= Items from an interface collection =
####################

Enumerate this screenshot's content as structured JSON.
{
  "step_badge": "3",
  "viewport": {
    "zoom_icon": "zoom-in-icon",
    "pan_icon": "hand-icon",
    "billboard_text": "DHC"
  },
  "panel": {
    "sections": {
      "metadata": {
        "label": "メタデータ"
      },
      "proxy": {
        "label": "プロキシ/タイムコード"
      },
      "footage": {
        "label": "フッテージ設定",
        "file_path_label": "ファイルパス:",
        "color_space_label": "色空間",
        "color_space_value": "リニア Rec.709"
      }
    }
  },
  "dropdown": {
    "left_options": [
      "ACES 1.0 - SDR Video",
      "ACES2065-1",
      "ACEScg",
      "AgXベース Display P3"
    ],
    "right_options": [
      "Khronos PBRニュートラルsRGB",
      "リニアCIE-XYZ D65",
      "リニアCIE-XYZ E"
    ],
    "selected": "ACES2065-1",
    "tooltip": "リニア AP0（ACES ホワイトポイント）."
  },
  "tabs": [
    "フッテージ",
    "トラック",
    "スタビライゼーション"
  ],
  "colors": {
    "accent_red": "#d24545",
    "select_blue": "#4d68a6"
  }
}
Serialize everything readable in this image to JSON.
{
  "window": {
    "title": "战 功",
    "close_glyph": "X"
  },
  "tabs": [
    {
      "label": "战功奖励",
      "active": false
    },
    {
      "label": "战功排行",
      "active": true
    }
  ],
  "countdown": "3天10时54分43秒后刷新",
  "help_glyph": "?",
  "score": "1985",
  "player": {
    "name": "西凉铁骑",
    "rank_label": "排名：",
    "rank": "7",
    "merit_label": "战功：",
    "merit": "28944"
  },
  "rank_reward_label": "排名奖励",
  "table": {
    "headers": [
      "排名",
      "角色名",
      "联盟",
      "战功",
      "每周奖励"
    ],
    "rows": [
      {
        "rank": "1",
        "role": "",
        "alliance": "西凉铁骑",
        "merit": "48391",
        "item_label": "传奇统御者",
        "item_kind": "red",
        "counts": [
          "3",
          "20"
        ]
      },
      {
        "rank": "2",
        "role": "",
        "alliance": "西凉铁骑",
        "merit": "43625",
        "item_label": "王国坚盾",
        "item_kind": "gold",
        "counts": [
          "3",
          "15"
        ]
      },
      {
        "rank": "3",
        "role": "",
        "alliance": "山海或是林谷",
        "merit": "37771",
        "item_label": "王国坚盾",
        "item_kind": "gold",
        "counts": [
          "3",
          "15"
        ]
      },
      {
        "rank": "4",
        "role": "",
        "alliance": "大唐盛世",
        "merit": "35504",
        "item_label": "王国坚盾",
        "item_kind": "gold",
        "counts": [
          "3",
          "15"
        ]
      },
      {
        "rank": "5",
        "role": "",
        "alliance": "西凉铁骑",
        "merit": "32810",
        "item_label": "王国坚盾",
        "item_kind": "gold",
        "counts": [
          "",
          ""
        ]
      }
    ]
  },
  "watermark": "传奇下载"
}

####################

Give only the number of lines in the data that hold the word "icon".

= Exercise response =
2